▶ [What this task involves]: Each line below containing the word "image" needs to be shown.
::::
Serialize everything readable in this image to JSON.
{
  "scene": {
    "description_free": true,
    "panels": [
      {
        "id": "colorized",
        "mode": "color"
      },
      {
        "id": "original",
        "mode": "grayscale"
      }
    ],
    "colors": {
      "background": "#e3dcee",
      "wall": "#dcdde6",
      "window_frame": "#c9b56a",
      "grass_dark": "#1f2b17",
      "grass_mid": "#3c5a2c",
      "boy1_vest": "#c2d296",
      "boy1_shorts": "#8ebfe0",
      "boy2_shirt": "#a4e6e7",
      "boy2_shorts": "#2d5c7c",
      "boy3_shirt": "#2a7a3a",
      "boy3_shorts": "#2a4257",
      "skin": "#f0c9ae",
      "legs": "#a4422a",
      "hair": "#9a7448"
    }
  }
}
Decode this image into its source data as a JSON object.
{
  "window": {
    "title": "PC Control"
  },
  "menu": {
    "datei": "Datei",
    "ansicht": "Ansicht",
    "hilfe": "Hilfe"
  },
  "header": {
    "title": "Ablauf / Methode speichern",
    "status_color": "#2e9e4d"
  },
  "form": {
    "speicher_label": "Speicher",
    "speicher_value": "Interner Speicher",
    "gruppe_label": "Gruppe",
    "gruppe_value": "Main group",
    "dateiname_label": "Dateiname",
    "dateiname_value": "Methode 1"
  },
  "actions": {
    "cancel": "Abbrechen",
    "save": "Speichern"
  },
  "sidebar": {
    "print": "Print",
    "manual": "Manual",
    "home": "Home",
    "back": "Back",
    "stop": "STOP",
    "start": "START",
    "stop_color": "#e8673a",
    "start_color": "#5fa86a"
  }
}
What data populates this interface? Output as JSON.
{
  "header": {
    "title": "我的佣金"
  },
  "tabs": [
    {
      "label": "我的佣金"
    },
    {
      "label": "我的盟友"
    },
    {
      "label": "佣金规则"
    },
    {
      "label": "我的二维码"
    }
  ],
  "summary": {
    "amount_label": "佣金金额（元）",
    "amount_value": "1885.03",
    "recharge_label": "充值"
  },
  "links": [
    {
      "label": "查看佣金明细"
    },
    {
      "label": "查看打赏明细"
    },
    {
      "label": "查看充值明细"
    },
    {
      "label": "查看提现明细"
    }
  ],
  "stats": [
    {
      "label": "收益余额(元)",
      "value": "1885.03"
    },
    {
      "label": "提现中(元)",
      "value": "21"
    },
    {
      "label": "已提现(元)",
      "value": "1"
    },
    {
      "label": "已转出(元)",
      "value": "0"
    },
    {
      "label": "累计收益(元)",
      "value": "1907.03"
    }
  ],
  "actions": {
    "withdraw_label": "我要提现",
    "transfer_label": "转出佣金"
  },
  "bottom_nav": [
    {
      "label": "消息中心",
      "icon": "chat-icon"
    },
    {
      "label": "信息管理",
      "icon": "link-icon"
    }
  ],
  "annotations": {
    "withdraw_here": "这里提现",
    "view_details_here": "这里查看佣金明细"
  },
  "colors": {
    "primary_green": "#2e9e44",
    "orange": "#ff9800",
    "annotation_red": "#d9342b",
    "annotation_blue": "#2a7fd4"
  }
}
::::
▶ [Answer to the problem]:
Serialize everything readable in this image to JSON.
Decode this image into its source data as a JSON object.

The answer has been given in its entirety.